= Beginning of Section =
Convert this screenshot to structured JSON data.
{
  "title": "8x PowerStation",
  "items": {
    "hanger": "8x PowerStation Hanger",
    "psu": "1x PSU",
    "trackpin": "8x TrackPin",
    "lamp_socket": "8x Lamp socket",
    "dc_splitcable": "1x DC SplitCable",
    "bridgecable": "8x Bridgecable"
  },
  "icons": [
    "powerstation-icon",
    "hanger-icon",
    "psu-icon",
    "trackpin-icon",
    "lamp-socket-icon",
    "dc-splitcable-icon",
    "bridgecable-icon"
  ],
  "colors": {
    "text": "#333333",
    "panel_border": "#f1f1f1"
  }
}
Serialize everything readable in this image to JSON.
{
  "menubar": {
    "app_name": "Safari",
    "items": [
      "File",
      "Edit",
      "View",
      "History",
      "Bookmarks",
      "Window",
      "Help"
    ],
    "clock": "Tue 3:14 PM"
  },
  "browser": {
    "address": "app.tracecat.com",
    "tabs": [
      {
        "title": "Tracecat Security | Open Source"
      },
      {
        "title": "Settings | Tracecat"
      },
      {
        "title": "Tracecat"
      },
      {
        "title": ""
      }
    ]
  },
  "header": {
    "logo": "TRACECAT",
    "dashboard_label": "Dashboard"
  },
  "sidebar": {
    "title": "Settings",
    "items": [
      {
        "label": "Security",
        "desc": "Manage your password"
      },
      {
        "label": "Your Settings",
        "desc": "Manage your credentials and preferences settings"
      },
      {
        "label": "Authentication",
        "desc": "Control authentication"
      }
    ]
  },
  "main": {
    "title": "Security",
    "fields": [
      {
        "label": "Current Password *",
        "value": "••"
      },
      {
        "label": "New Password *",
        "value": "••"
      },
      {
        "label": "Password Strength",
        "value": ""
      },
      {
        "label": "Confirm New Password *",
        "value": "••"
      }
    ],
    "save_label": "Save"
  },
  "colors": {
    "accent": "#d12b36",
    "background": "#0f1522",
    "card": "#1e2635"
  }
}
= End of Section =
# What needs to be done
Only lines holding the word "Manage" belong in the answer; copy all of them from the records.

# Your solution
        "desc": "Manage your password"
        "desc": "Manage your credentials and preferences settings"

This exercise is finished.